Below are some records: retype them all exactly, but not the pictures.

• _Data to use_
· · · · ·

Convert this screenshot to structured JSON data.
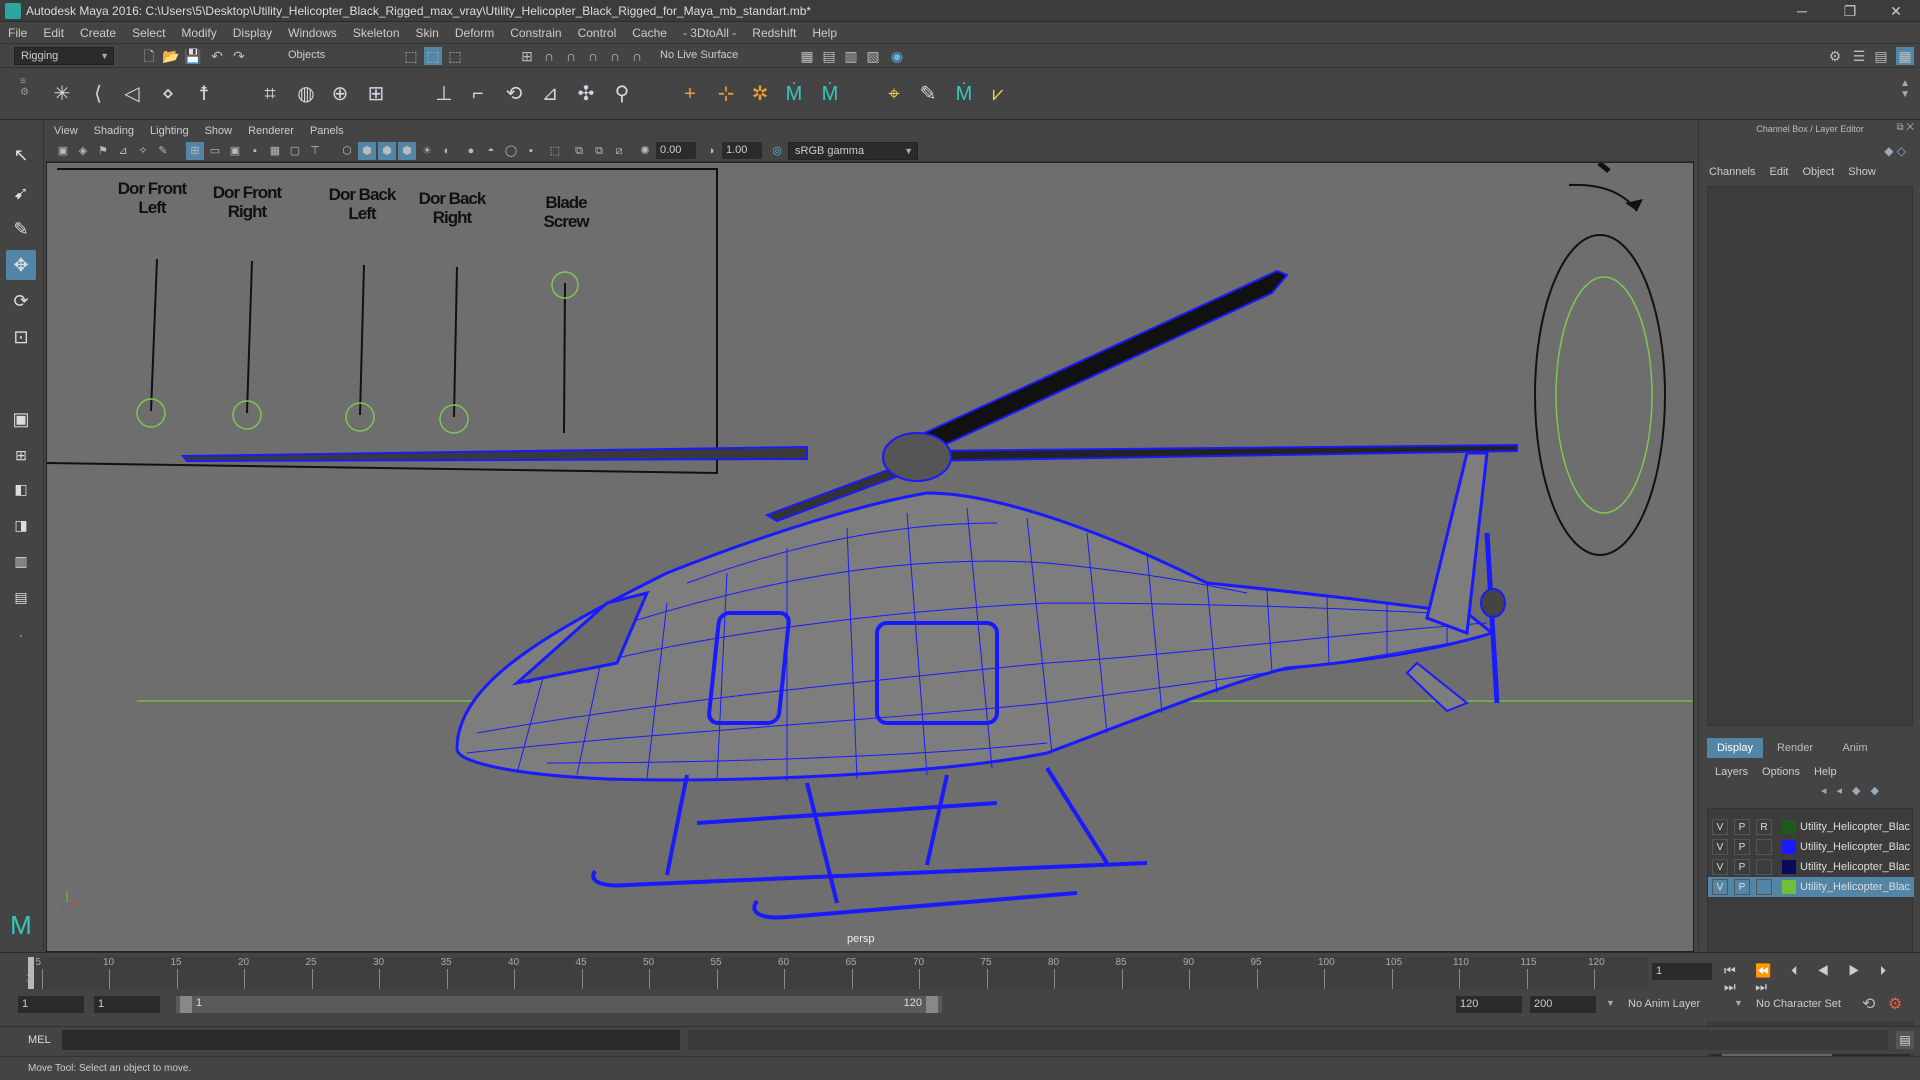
{
  "window": {
    "title": "Autodesk Maya 2016: C:\\Users\\5\\Desktop\\Utility_Helicopter_Black_Rigged_max_vray\\Utility_Helicopter_Black_Rigged_for_Maya_mb_standart.mb*",
    "minimize": "─",
    "restore": "❐",
    "close": "✕"
  },
  "menubar": [
    "File",
    "Edit",
    "Create",
    "Select",
    "Modify",
    "Display",
    "Windows",
    "Skeleton",
    "Skin",
    "Deform",
    "Constrain",
    "Control",
    "Cache",
    "- 3DtoAll -",
    "Redshift",
    "Help"
  ],
  "statusline": {
    "menuset": "Rigging",
    "selection_mode": "Objects",
    "live_surface": "No Live Surface"
  },
  "panel_menu": [
    "View",
    "Shading",
    "Lighting",
    "Show",
    "Renderer",
    "Panels"
  ],
  "panel_toolbar": {
    "exposure": "0.00",
    "gamma": "1.00",
    "color_space": "sRGB gamma"
  },
  "viewport": {
    "camera": "persp",
    "controls": [
      {
        "label": "Dor Front\nLeft"
      },
      {
        "label": "Dor Front\nRight"
      },
      {
        "label": "Dor Back\nLeft"
      },
      {
        "label": "Dor Back\nRight"
      },
      {
        "label": "Blade\nScrew"
      }
    ],
    "wire_color": "#1a1aff",
    "ctrl_color": "#7ec850"
  },
  "channel_box": {
    "title": "Channel Box / Layer Editor",
    "menu": [
      "Channels",
      "Edit",
      "Object",
      "Show"
    ]
  },
  "layer_editor": {
    "tabs": [
      "Display",
      "Render",
      "Anim"
    ],
    "active_tab": "Display",
    "menu": [
      "Layers",
      "Options",
      "Help"
    ],
    "layers": [
      {
        "v": "V",
        "p": "P",
        "r": "R",
        "color": "#1e5a1e",
        "name": "Utility_Helicopter_Blac",
        "selected": false
      },
      {
        "v": "V",
        "p": "P",
        "r": "",
        "color": "#1a1aff",
        "name": "Utility_Helicopter_Blac",
        "selected": false
      },
      {
        "v": "V",
        "p": "P",
        "r": "",
        "color": "#0a0a5a",
        "name": "Utility_Helicopter_Blac",
        "selected": false
      },
      {
        "v": "V",
        "p": "P",
        "r": "",
        "color": "#6fbf3a",
        "name": "Utility_Helicopter_Blac",
        "selected": true
      }
    ]
  },
  "timeline": {
    "ticks": [
      "5",
      "10",
      "15",
      "20",
      "25",
      "30",
      "35",
      "40",
      "45",
      "50",
      "55",
      "60",
      "65",
      "70",
      "75",
      "80",
      "85",
      "90",
      "95",
      "100",
      "105",
      "110",
      "115",
      "120"
    ],
    "start_tick": "1",
    "current_frame": "1"
  },
  "range": {
    "start": "1",
    "playback_start": "1",
    "slider_start": "1",
    "slider_end": "120",
    "playback_end": "120",
    "end": "200",
    "anim_layer": "No Anim Layer",
    "character_set": "No Character Set"
  },
  "cmdline": {
    "label": "MEL"
  },
  "helpline": {
    "text": "Move Tool: Select an object to move."
  }
}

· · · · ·

• _Reply_
Convert this screenshot to structured JSON data.
{
  "window": {
    "title": "Autodesk Maya 2016: C:\\Users\\5\\Desktop\\Utility_Helicopter_Black_Rigged_max_vray\\Utility_Helicopter_Black_Rigged_for_Maya_mb_standart.mb*",
    "minimize": "─",
    "restore": "❐",
    "close": "✕"
  },
  "menubar": [
    "File",
    "Edit",
    "Create",
    "Select",
    "Modify",
    "Display",
    "Windows",
    "Skeleton",
    "Skin",
    "Deform",
    "Constrain",
    "Control",
    "Cache",
    "- 3DtoAll -",
    "Redshift",
    "Help"
  ],
  "statusline": {
    "menuset": "Rigging",
    "selection_mode": "Objects",
    "live_surface": "No Live Surface"
  },
  "panel_menu": [
    "View",
    "Shading",
    "Lighting",
    "Show",
    "Renderer",
    "Panels"
  ],
  "panel_toolbar": {
    "exposure": "0.00",
    "gamma": "1.00",
    "color_space": "sRGB gamma"
  },
  "viewport": {
    "camera": "persp",
    "controls": [
      {
        "label": "Dor Front\nLeft"
      },
      {
        "label": "Dor Front\nRight"
      },
      {
        "label": "Dor Back\nLeft"
      },
      {
        "label": "Dor Back\nRight"
      },
      {
        "label": "Blade\nScrew"
      }
    ],
    "wire_color": "#1a1aff",
    "ctrl_color": "#7ec850"
  },
  "channel_box": {
    "title": "Channel Box / Layer Editor",
    "menu": [
      "Channels",
      "Edit",
      "Object",
      "Show"
    ]
  },
  "layer_editor": {
    "tabs": [
      "Display",
      "Render",
      "Anim"
    ],
    "active_tab": "Display",
    "menu": [
      "Layers",
      "Options",
      "Help"
    ],
    "layers": [
      {
        "v": "V",
        "p": "P",
        "r": "R",
        "color": "#1e5a1e",
        "name": "Utility_Helicopter_Blac",
        "selected": false
      },
      {
        "v": "V",
        "p": "P",
        "r": "",
        "color": "#1a1aff",
        "name": "Utility_Helicopter_Blac",
        "selected": false
      },
      {
        "v": "V",
        "p": "P",
        "r": "",
        "color": "#0a0a5a",
        "name": "Utility_Helicopter_Blac",
        "selected": false
      },
      {
        "v": "V",
        "p": "P",
        "r": "",
        "color": "#6fbf3a",
        "name": "Utility_Helicopter_Blac",
        "selected": true
      }
    ]
  },
  "timeline": {
    "ticks": [
      "5",
      "10",
      "15",
      "20",
      "25",
      "30",
      "35",
      "40",
      "45",
      "50",
      "55",
      "60",
      "65",
      "70",
      "75",
      "80",
      "85",
      "90",
      "95",
      "100",
      "105",
      "110",
      "115",
      "120"
    ],
    "start_tick": "1",
    "current_frame": "1"
  },
  "range": {
    "start": "1",
    "playback_start": "1",
    "slider_start": "1",
    "slider_end": "120",
    "playback_end": "120",
    "end": "200",
    "anim_layer": "No Anim Layer",
    "character_set": "No Character Set"
  },
  "cmdline": {
    "label": "MEL"
  },
  "helpline": {
    "text": "Move Tool: Select an object to move."
  }
}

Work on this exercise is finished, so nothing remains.